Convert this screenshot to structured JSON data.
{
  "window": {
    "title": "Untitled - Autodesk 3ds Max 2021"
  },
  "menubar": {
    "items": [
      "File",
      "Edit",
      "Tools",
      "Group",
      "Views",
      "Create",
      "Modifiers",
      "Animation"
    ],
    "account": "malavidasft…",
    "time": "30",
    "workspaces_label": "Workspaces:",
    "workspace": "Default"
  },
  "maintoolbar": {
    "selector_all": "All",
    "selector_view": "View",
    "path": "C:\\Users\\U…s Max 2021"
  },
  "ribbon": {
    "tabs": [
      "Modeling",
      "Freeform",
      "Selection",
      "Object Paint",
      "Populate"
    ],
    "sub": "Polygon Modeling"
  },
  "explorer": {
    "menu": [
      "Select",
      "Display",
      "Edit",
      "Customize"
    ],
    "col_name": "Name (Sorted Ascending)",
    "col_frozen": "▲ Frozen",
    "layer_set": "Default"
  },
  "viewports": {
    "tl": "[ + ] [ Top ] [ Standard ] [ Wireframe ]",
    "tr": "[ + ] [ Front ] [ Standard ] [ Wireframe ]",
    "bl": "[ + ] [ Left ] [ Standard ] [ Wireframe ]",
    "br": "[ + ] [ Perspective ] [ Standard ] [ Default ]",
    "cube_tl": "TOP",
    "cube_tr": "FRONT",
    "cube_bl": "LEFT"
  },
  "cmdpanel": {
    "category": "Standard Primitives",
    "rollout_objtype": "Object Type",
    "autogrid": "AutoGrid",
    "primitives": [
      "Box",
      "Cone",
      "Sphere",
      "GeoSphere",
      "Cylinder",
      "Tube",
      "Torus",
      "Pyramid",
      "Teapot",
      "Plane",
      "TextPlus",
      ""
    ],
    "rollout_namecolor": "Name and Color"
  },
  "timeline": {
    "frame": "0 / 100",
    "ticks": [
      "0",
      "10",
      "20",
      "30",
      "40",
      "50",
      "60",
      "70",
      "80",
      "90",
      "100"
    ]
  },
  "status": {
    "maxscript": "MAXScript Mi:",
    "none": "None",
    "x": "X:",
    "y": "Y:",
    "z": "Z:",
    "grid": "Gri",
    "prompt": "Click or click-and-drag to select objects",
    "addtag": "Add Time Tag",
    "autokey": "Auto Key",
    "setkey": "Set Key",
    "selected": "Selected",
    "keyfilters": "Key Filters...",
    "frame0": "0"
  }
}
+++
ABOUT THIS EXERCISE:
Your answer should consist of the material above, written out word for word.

OUTPUT FOR THIS EXERCISE:
Convert this screenshot to structured JSON data.
{
  "window": {
    "title": "Untitled - Autodesk 3ds Max 2021"
  },
  "menubar": {
    "items": [
      "File",
      "Edit",
      "Tools",
      "Group",
      "Views",
      "Create",
      "Modifiers",
      "Animation"
    ],
    "account": "malavidasft…",
    "time": "30",
    "workspaces_label": "Workspaces:",
    "workspace": "Default"
  },
  "maintoolbar": {
    "selector_all": "All",
    "selector_view": "View",
    "path": "C:\\Users\\U…s Max 2021"
  },
  "ribbon": {
    "tabs": [
      "Modeling",
      "Freeform",
      "Selection",
      "Object Paint",
      "Populate"
    ],
    "sub": "Polygon Modeling"
  },
  "explorer": {
    "menu": [
      "Select",
      "Display",
      "Edit",
      "Customize"
    ],
    "col_name": "Name (Sorted Ascending)",
    "col_frozen": "▲ Frozen",
    "layer_set": "Default"
  },
  "viewports": {
    "tl": "[ + ] [ Top ] [ Standard ] [ Wireframe ]",
    "tr": "[ + ] [ Front ] [ Standard ] [ Wireframe ]",
    "bl": "[ + ] [ Left ] [ Standard ] [ Wireframe ]",
    "br": "[ + ] [ Perspective ] [ Standard ] [ Default ]",
    "cube_tl": "TOP",
    "cube_tr": "FRONT",
    "cube_bl": "LEFT"
  },
  "cmdpanel": {
    "category": "Standard Primitives",
    "rollout_objtype": "Object Type",
    "autogrid": "AutoGrid",
    "primitives": [
      "Box",
      "Cone",
      "Sphere",
      "GeoSphere",
      "Cylinder",
      "Tube",
      "Torus",
      "Pyramid",
      "Teapot",
      "Plane",
      "TextPlus",
      ""
    ],
    "rollout_namecolor": "Name and Color"
  },
  "timeline": {
    "frame": "0 / 100",
    "ticks": [
      "0",
      "10",
      "20",
      "30",
      "40",
      "50",
      "60",
      "70",
      "80",
      "90",
      "100"
    ]
  },
  "status": {
    "maxscript": "MAXScript Mi:",
    "none": "None",
    "x": "X:",
    "y": "Y:",
    "z": "Z:",
    "grid": "Gri",
    "prompt": "Click or click-and-drag to select objects",
    "addtag": "Add Time Tag",
    "autokey": "Auto Key",
    "setkey": "Set Key",
    "selected": "Selected",
    "keyfilters": "Key Filters...",
    "frame0": "0"
  }
}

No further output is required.